● **Exercise brief**:
Among the entries below, find the lines that hold the word "title" and report them.

● **Information given**:
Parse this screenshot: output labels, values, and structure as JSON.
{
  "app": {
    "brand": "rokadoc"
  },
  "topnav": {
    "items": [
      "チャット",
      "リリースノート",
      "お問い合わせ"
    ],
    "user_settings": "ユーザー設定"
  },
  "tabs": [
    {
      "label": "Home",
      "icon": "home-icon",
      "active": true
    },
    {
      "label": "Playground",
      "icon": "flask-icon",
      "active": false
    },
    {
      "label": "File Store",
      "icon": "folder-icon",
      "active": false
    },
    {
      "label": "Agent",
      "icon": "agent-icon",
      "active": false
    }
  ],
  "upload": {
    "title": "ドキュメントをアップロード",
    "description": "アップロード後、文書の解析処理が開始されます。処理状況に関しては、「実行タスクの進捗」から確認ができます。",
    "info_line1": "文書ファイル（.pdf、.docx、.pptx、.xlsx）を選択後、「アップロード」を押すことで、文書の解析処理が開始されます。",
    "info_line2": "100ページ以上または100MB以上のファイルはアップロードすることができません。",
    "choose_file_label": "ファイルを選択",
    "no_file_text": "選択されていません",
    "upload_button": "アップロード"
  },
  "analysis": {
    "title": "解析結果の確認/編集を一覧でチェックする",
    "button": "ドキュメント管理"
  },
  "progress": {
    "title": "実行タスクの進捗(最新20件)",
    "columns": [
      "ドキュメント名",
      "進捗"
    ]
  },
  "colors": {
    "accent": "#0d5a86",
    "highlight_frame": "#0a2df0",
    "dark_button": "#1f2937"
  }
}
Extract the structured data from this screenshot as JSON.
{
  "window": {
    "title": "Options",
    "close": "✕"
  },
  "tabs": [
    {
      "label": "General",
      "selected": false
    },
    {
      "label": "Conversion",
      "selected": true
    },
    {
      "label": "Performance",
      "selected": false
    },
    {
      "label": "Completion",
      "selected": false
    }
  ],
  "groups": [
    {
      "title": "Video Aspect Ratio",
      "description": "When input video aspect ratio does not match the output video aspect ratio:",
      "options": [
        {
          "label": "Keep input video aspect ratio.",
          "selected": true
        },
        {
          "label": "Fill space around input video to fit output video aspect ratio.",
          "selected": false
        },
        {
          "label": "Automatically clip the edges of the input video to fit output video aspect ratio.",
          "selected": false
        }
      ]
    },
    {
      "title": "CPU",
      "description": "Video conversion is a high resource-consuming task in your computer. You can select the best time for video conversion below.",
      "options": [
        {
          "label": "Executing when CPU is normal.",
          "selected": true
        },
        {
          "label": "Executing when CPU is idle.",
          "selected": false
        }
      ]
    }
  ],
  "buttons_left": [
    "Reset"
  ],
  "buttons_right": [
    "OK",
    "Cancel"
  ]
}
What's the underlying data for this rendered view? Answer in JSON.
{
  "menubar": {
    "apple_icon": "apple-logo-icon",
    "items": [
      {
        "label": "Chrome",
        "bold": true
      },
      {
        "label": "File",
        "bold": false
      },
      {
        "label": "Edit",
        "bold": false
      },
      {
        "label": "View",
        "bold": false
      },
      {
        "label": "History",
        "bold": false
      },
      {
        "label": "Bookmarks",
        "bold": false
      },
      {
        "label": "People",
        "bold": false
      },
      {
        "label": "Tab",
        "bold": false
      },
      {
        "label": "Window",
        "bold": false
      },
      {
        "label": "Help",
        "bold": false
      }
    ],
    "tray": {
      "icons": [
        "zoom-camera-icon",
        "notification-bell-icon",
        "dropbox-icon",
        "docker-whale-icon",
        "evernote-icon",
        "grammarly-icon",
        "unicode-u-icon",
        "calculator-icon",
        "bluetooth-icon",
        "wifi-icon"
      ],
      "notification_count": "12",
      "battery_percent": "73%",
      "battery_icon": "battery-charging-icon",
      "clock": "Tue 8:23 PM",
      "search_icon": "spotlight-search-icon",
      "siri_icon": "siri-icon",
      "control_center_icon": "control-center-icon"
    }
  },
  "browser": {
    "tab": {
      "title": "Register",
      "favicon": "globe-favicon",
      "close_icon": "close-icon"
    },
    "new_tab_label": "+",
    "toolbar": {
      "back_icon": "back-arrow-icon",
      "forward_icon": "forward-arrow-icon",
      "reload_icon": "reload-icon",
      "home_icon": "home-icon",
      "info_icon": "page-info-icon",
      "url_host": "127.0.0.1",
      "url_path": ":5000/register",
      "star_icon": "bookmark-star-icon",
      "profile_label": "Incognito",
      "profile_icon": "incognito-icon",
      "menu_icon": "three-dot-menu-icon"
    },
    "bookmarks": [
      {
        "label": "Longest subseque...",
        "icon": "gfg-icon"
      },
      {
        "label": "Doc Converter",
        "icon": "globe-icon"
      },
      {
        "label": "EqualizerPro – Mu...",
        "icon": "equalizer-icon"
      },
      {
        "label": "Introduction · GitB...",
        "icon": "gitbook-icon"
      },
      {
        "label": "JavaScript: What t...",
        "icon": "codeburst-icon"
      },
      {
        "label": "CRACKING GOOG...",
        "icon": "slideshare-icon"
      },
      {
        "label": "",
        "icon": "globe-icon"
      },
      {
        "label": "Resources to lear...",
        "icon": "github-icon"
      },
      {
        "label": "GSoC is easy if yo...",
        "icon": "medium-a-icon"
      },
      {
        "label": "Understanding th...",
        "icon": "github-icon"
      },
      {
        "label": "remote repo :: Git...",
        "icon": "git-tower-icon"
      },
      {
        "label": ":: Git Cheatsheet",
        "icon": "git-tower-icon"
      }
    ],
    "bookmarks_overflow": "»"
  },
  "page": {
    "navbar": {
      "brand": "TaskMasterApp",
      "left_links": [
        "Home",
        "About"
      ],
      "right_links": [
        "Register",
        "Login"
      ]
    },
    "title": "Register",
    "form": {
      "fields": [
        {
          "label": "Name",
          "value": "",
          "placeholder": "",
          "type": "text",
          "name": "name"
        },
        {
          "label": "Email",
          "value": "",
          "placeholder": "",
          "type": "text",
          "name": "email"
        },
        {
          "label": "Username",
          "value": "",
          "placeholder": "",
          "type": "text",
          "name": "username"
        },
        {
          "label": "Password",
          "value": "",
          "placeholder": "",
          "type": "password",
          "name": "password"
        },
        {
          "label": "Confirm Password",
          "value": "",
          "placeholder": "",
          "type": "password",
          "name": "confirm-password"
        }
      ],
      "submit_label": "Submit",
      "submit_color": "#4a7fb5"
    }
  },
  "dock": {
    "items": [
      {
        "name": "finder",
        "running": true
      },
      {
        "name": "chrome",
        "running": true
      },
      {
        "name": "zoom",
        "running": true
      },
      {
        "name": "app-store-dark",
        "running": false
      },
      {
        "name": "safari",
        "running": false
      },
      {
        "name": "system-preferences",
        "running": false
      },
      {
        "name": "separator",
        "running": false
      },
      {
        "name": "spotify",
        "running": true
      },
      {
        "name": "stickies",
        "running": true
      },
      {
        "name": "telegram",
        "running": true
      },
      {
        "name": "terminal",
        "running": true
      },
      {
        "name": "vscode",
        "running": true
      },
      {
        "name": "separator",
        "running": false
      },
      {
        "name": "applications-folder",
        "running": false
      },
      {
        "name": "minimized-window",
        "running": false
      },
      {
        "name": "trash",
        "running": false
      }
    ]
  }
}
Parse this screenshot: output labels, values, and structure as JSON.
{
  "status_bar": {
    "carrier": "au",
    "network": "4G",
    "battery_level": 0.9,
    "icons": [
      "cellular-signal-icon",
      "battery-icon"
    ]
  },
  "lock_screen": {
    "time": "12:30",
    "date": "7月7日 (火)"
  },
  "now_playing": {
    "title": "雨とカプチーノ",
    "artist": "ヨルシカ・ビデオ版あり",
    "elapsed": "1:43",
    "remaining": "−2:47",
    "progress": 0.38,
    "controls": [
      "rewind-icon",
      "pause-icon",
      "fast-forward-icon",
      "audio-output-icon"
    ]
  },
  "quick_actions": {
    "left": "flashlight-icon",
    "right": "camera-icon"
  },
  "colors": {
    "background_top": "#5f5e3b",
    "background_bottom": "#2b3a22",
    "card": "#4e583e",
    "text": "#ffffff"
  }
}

● **Task response**:
    "title": "ドキュメントをアップロード",
    "title": "解析結果の確認/編集を一覧でチェックする",
    "title": "実行タスクの進捗(最新20件)",
    "title": "Options",
      "title": "Video Aspect Ratio",
      "title": "CPU",
      "title": "Register",
    "title": "Register",
    "title": "雨とカプチーノ",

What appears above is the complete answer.